1. The late 19th and early 20th centuries were a period of “disruptive innovation” for naval warfare. New technologies, weapons, and platforms such as steam propulsion, radio, the torpedo, the submarine, and the airplane challenged established tactical and operational concepts. That meant that “sustaining innovation”—getting better at existing ways of doing things—was insufficient. New platforms created the opportunity to contest spaces that had not been contested before and fight in ways previously unanticipated. Navies had to determine how to employ new platforms and technologies to achieve their objectives.
Alternative concepts emerged, such as the French Navy’s Jeune École, Admiral John Fisher’s plans for the Royal Navy’s battle cruisers, and the IJN’s First Air Fleet or Kido Butai. As is typical with “disruptive innovations,” the platforms involved supported new technologies and were less effective at “traditional” roles but offered the potential for paradigmatic operational shifts. Battle cruisers were poorly suited to the line of battle but could police vital shipping lanes and destroy raiders. The Kido Butai lacked the sustained fighting power of a battle fleet but could overwhelm one with a long-range pulse of airpower. These disruptive innovations were rooted in sociological and organizational changes that repurposed existing technologies to support new tactics and operational concepts. They reshaped the contested space. As technology and operational doctrine co-evolved, what had been a “disruptive approach” to contesting a new space could become the dominant paradigm. This happened with aircraft carriers but not the Jeune École or battle cruisers. Organizations with the adaptability to explore these alternatives can gain a decisive advantage, provided they honestly assess their new concepts and use regular feedback to validate them.
For more details, see Clayton Christensen, The Innovator’s Dilemma (Boston: Harvard Business Review Press, 1997), Theodore Ropp, The Development of a Modern Navy: French Naval Policy, 1871–1904, ed. Stephen S. Roberts (Annapolis, MD: Naval Institute Press, 1987), Jon T. Sumida, In Defence of Naval Supremacy: Finance, Technology, and British Naval Policy, 1889–1914 (New York: Routledge, 1993), and Mark Peattie, Sunburst: The Rise of Japanese Naval Air Power, 1909–1941 (Annapolis, MD: Naval Institute Press, 2002).
2. Jonathan Parshall and Anthony Tully, Shattered Sword: The Untold Story of the Battle of Midway (Sterling, VA: Potomac Books, 2005).
3. David C. Evans and Mark R. Peattie, Kaigun: Strategy, Tactics, and Technology in the Imperial Japanese Navy, 1887–1941 (Annapolis, MD: Naval Institute Press, 1997).
4. LCDR Benjamin F. Armstrong, USN, “Continuous-Aim Fire: Learning How to Shoot,” Naval History 29, no. 2 (April 2015).
5. There is a parallel with modern “‘agile” approaches for developing software, rapid sprints to a succession of minimally viable products.
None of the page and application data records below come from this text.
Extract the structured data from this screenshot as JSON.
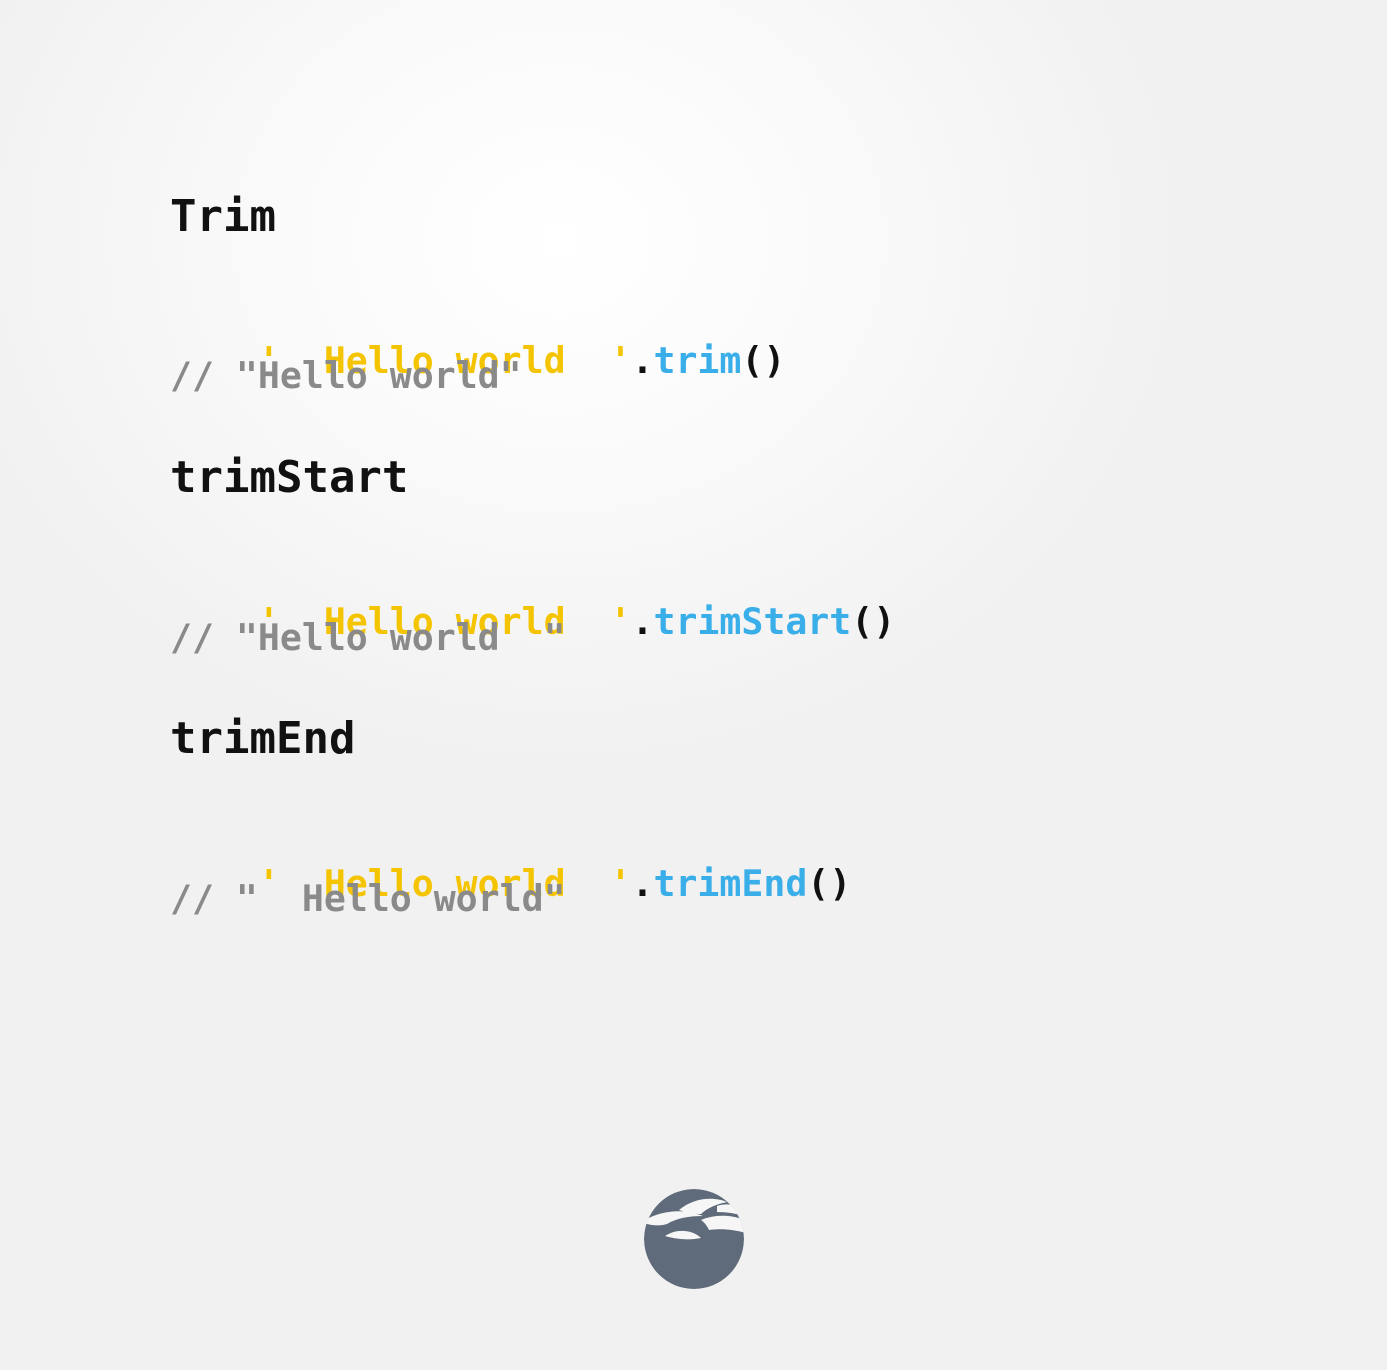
{
  "sections": [
    {
      "heading": "Trim",
      "code": {
        "string": "'  Hello world  '",
        "dot": ".",
        "method": "trim",
        "parens": "()"
      },
      "comment": "// \"Hello world\""
    },
    {
      "heading": "trimStart",
      "code": {
        "string": "'  Hello world  '",
        "dot": ".",
        "method": "trimStart",
        "parens": "()"
      },
      "comment": "// \"Hello world  \""
    },
    {
      "heading": "trimEnd",
      "code": {
        "string": "'  Hello world  '",
        "dot": ".",
        "method": "trimEnd",
        "parens": "()"
      },
      "comment": "// \"  Hello world\""
    }
  ],
  "colors": {
    "string": "#f5c400",
    "method": "#3aaee8",
    "comment": "#8a8a8a",
    "heading": "#111111",
    "logo": "#5f6b7a"
  },
  "logo": {
    "icon": "leaf-moon-logo-icon"
  }
}
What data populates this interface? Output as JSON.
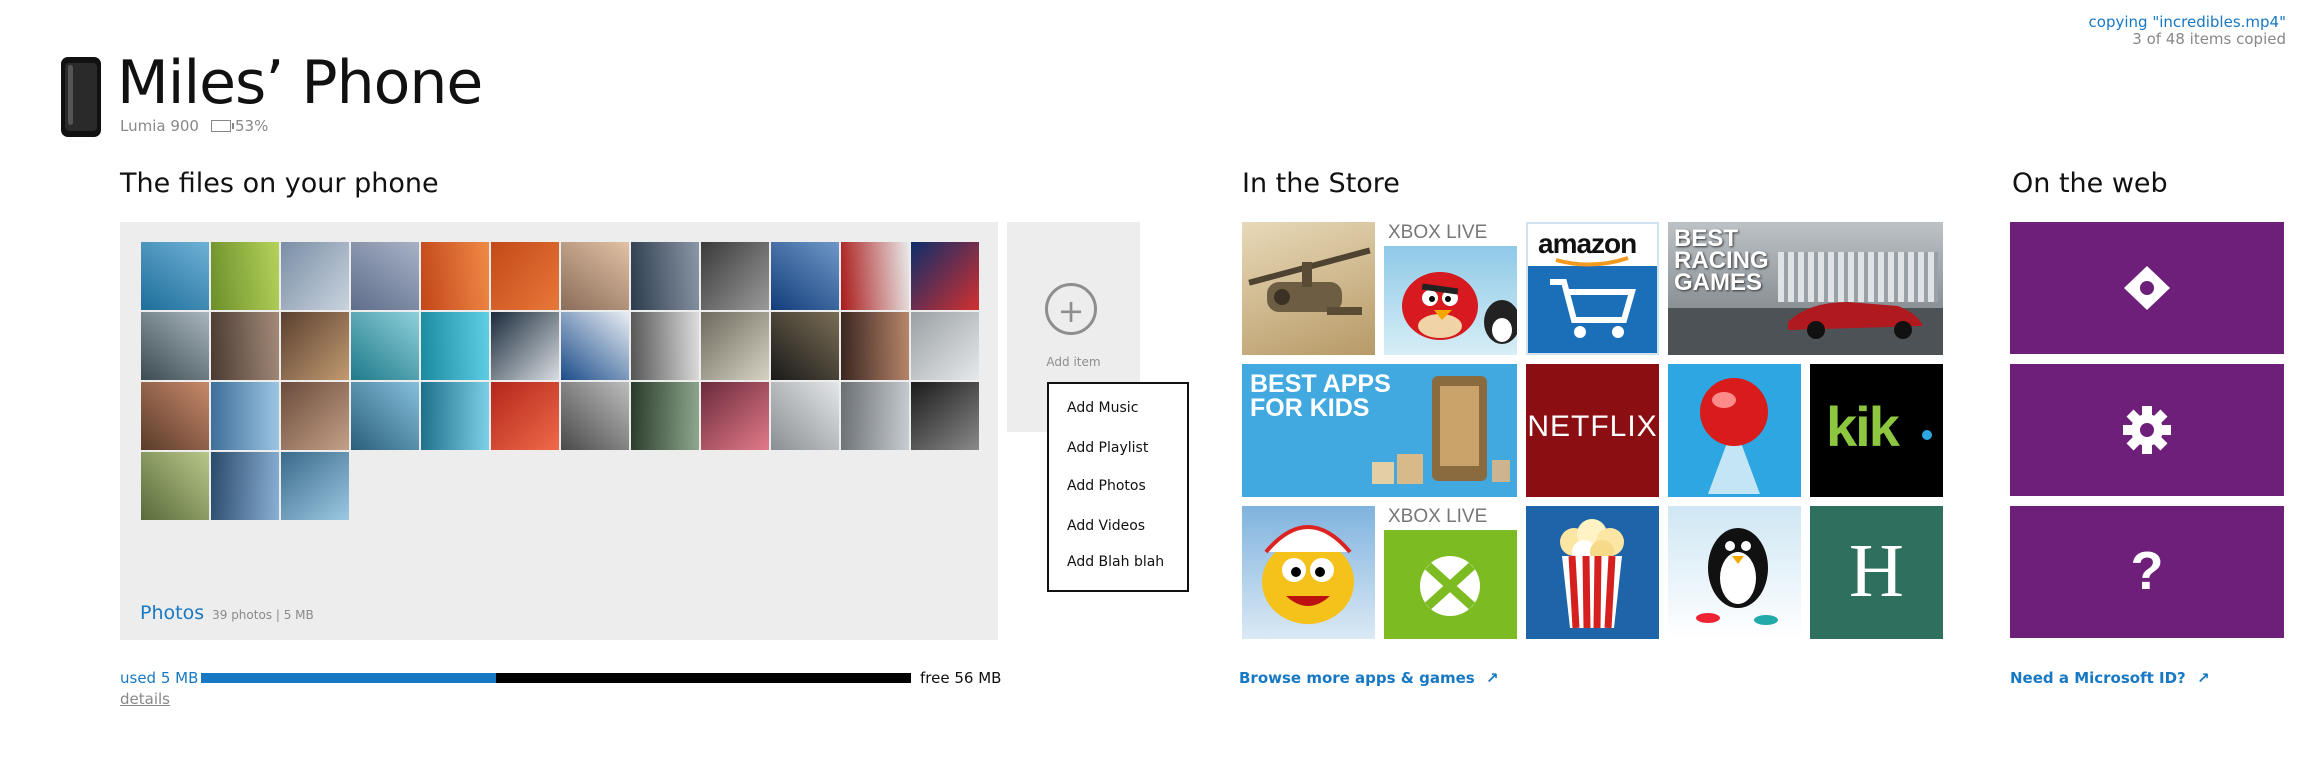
{
  "header": {
    "title": "Miles’ Phone",
    "model": "Lumia 900",
    "battery": "53%"
  },
  "copy_status": {
    "line1": "copying \"incredibles.mp4\"",
    "line2": "3 of 48 items copied"
  },
  "files": {
    "heading": "The files on your phone",
    "photos_label": "Photos",
    "photos_meta": "39 photos | 5 MB",
    "photo_count": 39,
    "add_item_label": "Add item",
    "add_menu": [
      "Add Music",
      "Add Playlist",
      "Add Photos",
      "Add Videos",
      "Add Blah blah"
    ]
  },
  "storage": {
    "used_label": "used 5 MB",
    "free_label": "free 56 MB",
    "used_fraction": 0.415,
    "details_label": "details"
  },
  "store": {
    "heading": "In the Store",
    "tiles": {
      "xbox_live_1": "XBOX LIVE",
      "amazon": "amazon",
      "best_racing": "BEST RACING GAMES",
      "best_apps": "BEST APPS FOR KIDS",
      "netflix": "NETFLIX",
      "kik": "kik",
      "xbox_live_2": "XBOX LIVE",
      "h_letter": "H"
    },
    "browse_label": "Browse more apps & games"
  },
  "web": {
    "heading": "On the web",
    "icons": [
      "diamond-icon",
      "gear-icon",
      "question-icon"
    ],
    "tile_color": "#6d1f7a",
    "microsoft_id_label": "Need a Microsoft ID?"
  },
  "colors": {
    "accent": "#1778c4",
    "panel": "#ededed",
    "purple": "#6d1f7a"
  }
}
Try to accomplish one thing, find out what needs modification, and quickly use the incremental feedback to find new problems and iterate through a succession of solutions.
6. Albert A. Nofi, To Train the Fleet for War: The U.S. Navy Fleet Problems, 1923–1940 (Newport, RI: U.S. Naval War College, 2010).
7. Note that this approach of decomposing a very large problem into a series of smaller, more tractable ones was how the Apollo lunar program succeeded. The “small step” Neil Armstrong took as he set foot on the moon was the result of many cycles of testing, validating, and learning.
8. The exception was, of course, the Japanese decision to employ kamikaze tactics.
9. The U.S. Navy was not immune to this challenge. Consider Commander Dudley W. “Mush” Morton, who commanded the submarine Wahoo (SS-238), credited with sinking 19 Japanese ships during four Pacific patrols in 1943. Morton did not have much recuperation time between patrols—the Wahoo was underway 23 days in January, 42 in February and March, 26 in April. The strain was visible in the increasing illegibility of Morton’s logs. He and the Wahoo were lost in October 1943.